2 teaspoons lemon juice
4 to 6 cups canola oil for frying
1/4 cup flour for dredging
2 rectangles lavash bread
Salad greens for garnish
prep: 50 minutes
total: 1 hour , plus at least 2 hours chilling time
small saute pan
baking sheet or shallow roasting dish
large, heavy saucepan or countertop fryer
1. Place all tahini sauce ingredients in a blender and blend until smooth.
2. In a small sauté pan over medium-high heat, sauté the onion in 1 tablespoon of olive oil. Add the cumin and allspice. Cook, stirring from time to time, for about 6 minutes, until the onions are soft and translucent. Reduce the heat to medium if the onions cook too quickly; they should not brown. Remove the onions from the heat and set aside.
2. Prepare a medium bowl of ice water.
3. Bring a medium saucepan of water to a boil and add salt to taste. Drop the spinach in and cook for 1 minute, until it becomes limp and dark green. Drain and drop the spinach into the ice water. Let the spinach sit in the ice water for a couple of minutes until completely chilled.
4. Remove the spinach from the ice water, little by little, squeezing it dry in small amounts. Squeeze as much water as possible from the leaves (squeeze hard between the palms of your hands). You should have about 2 cups of blanched spinach.
5. Chop the spinach into small pieces and set aside.
6. In a medium saucepan, bring the milk to a boil (when it rises up in the pan) on high heat. Reduce the heat to medium and whisk in 3/4 teaspoon salt and 1/3 teaspoon pepper. Taste the milk to make sure it is seasoned well and add more salt or pepper to taste.
7. Slowly whisk in the chickpea flour, little by little, until it is so thick that you can't whisk it anymore. Switch to a wooden spoon and stir in the remaining 3 tablespoons of olive oil; keep stirring for another minute, until it is incorporated. Reduce the heat to very low and cook for about 12 minutes, stirring occasionally. Be careful not to get your face too close to the pan because it can bubble and spit, like polenta. When done, the edges should pull away from the sides of the pan and the mixture should be very thick.

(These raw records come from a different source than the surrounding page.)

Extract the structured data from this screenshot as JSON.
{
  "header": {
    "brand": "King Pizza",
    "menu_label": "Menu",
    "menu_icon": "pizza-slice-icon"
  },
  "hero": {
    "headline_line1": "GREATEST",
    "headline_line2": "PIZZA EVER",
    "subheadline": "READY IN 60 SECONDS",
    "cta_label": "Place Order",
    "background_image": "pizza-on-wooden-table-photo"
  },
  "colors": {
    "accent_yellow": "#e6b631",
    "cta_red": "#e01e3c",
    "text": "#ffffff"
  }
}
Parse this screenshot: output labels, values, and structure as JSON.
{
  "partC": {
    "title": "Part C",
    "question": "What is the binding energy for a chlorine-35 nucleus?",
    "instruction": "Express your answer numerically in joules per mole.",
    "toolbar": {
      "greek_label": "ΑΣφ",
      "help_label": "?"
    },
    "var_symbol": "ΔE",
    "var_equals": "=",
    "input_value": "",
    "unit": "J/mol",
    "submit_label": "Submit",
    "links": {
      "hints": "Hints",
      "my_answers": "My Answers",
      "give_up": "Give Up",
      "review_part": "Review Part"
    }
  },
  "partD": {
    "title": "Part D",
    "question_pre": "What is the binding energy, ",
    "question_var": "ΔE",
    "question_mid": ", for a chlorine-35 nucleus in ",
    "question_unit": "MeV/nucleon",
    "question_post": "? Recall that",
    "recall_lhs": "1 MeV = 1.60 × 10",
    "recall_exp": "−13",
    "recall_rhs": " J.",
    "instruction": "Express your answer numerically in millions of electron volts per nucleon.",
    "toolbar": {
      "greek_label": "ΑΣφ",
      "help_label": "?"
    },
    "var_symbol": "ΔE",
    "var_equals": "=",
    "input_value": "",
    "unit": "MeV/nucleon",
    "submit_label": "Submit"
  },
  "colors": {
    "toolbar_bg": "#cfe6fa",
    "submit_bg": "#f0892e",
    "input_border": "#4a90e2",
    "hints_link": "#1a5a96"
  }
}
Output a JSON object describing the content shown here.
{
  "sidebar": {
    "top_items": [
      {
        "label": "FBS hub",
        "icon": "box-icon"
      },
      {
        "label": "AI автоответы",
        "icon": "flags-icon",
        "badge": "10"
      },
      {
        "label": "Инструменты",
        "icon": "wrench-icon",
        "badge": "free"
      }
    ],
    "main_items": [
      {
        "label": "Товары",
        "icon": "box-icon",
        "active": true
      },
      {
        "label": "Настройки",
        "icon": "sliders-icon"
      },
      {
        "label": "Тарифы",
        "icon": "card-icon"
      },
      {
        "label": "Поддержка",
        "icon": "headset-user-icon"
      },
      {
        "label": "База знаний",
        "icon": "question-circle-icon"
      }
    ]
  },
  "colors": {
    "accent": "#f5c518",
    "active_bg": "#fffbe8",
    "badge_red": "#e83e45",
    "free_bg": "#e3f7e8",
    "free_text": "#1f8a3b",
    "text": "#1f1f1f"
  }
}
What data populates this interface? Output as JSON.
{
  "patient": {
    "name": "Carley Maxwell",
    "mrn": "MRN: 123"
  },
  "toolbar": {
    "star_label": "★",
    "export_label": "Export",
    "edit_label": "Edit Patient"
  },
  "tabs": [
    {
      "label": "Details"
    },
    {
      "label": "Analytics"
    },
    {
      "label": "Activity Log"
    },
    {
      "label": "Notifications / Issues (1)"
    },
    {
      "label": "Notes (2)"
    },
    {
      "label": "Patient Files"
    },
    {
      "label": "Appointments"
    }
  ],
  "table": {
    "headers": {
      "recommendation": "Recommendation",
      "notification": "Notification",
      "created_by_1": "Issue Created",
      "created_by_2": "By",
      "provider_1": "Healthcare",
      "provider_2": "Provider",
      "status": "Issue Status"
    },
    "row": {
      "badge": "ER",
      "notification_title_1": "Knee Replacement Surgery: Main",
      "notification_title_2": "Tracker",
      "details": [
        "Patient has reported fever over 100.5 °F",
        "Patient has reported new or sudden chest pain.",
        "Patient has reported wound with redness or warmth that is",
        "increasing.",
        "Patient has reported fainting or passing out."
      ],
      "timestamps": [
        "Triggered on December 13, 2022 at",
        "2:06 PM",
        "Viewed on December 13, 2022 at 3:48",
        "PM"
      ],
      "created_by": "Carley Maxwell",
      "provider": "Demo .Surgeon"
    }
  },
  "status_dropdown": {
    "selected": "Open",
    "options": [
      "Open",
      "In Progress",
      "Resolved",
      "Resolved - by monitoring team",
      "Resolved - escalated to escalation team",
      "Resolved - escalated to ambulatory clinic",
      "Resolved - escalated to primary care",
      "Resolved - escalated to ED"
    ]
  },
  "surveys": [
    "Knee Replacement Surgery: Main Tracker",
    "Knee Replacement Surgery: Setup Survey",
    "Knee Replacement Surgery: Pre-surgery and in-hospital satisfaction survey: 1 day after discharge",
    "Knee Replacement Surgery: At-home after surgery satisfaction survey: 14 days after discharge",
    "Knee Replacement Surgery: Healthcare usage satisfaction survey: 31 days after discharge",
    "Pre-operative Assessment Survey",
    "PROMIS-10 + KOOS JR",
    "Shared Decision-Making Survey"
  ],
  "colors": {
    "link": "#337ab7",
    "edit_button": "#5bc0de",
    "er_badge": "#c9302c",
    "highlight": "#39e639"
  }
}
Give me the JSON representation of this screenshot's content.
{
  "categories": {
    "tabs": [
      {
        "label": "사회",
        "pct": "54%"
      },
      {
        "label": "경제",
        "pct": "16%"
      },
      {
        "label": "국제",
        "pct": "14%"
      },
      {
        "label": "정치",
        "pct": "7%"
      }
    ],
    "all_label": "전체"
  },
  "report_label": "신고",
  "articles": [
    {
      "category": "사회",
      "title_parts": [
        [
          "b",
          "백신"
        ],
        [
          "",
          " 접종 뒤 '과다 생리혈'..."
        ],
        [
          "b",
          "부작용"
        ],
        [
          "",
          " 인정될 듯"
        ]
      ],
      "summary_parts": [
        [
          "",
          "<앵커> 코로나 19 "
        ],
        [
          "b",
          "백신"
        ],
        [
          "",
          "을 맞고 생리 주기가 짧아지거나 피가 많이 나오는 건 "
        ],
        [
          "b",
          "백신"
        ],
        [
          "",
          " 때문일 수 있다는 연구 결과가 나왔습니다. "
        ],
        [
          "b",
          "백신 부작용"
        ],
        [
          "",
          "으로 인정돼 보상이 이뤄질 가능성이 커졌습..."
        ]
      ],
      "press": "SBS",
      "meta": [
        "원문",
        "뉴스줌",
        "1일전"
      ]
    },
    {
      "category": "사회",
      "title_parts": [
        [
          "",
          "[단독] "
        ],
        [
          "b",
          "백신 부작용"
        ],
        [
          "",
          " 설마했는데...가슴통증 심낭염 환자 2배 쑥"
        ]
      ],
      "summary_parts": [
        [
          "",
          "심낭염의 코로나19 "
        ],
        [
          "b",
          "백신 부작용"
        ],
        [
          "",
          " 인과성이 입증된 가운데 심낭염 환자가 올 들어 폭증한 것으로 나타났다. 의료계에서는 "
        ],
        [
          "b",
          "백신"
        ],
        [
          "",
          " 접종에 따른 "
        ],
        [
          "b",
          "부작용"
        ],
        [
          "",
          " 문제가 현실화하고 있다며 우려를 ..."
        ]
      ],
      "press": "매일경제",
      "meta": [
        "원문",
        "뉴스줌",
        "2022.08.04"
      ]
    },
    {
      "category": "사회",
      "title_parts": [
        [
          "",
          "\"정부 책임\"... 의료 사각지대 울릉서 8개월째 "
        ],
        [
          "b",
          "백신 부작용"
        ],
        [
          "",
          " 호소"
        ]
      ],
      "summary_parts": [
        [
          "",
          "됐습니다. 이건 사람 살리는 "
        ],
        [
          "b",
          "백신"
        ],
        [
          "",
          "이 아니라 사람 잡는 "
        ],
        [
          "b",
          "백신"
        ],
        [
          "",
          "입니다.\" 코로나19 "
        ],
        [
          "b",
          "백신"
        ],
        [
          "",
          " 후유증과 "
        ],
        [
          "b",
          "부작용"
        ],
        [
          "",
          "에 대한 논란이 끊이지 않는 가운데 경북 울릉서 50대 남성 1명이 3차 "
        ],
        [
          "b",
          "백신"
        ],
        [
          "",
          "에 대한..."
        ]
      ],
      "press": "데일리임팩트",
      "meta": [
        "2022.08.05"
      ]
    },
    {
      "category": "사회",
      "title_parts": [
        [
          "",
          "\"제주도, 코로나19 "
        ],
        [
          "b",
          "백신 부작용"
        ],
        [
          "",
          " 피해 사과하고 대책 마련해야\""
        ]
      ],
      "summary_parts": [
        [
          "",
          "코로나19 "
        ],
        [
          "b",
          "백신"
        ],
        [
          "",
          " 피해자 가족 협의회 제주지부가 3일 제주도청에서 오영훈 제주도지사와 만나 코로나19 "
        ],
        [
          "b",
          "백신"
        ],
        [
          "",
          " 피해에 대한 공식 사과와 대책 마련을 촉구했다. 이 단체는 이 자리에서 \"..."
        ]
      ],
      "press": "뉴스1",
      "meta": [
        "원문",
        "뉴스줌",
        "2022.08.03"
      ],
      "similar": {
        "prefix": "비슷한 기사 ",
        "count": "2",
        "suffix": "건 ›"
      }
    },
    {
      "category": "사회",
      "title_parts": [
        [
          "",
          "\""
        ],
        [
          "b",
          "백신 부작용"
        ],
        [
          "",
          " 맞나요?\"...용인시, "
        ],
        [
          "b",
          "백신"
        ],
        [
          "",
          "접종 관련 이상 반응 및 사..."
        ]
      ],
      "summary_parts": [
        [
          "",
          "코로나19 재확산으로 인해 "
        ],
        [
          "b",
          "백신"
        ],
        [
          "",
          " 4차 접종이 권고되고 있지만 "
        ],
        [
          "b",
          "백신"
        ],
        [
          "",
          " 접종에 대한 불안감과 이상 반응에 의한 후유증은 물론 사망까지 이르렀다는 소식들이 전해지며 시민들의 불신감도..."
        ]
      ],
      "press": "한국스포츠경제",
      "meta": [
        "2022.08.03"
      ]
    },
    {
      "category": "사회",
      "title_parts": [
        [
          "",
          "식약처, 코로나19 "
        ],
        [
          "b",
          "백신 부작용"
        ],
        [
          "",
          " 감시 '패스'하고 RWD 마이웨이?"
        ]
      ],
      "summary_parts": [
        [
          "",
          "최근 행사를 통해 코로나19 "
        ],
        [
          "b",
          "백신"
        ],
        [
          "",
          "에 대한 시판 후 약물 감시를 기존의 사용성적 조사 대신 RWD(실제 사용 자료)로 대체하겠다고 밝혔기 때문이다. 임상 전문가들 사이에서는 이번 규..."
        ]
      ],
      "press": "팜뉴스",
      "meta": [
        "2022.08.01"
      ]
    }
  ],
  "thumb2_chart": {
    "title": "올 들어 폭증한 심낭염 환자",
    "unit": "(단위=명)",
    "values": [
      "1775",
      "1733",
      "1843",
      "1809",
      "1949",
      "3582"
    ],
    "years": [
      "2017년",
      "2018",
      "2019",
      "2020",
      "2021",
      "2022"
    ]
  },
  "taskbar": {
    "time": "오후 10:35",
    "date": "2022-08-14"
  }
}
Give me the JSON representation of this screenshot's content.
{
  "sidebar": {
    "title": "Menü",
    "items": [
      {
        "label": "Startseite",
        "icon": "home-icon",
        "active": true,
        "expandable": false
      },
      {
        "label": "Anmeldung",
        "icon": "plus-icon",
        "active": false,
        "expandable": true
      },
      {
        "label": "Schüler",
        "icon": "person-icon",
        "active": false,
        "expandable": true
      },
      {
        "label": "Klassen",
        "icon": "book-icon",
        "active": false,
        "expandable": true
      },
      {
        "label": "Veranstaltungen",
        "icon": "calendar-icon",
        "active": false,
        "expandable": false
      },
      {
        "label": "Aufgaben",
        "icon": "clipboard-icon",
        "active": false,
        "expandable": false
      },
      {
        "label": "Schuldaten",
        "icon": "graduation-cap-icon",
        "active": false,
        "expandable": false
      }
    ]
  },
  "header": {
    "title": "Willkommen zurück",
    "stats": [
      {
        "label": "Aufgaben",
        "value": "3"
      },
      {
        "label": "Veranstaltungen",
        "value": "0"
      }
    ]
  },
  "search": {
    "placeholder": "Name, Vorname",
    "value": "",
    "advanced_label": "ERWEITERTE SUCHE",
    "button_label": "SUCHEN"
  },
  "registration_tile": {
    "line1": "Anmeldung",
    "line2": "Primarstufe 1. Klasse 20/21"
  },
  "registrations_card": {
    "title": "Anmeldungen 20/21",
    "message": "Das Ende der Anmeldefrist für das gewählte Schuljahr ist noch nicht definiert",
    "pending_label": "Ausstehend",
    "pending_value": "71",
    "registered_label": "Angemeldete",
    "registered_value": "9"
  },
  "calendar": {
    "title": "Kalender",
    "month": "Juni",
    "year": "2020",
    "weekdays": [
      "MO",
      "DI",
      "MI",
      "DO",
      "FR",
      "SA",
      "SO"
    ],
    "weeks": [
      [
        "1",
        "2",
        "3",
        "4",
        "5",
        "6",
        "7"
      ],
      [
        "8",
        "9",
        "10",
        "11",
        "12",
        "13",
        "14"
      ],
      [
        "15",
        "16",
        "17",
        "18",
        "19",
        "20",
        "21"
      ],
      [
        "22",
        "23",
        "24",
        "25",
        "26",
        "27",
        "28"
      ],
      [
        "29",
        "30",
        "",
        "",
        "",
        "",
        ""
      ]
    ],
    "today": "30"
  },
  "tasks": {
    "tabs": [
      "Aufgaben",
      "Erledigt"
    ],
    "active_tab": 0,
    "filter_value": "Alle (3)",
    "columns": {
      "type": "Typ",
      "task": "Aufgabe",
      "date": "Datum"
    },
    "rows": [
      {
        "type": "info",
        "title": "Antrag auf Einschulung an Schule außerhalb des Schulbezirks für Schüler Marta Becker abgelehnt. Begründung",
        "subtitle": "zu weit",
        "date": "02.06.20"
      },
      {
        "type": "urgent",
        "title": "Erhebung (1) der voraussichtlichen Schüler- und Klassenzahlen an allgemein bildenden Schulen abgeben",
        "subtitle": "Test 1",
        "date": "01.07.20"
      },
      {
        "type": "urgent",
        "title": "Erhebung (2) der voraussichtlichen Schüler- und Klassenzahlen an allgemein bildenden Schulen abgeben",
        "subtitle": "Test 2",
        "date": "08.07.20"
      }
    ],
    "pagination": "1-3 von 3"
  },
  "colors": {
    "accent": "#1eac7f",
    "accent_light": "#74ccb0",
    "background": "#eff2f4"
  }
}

8. In a large mixing bowl, combine the chickpeas, lemon juice, onion mixture, chickpea mixture and chopped spinach. Stir until the ingredients are incorporated into the chickpea mixture, which is the binder for all the vegetables. Season with salt and pepper to taste.
9. Scrape the mixture onto a baking sheet or shallow roasting dish and chill for at least 2 hours or overnight.
10. Form the falafel into 15 or 16 balls, about 1 1/2 inches in diameter.
11. Place the canola oil in a large, heavy saucepan or countertop fryer and heat to 350F.
12. Dredge each falafel ball in flour and carefully drop them one by one into the hot oil. Cook for about 4 minutes, until golden brown and hot inside. Remove the falafel from the oil and drain them on paper towels. Sprinkle lightly with salt.
13. Line a platter with the lavash bread and top them with the hot falafel. Spoon a couple of teaspoons of tahini sauce over the top of each falafel and garnish with a few salad greens. Serve immediately, passing around tahini sauce.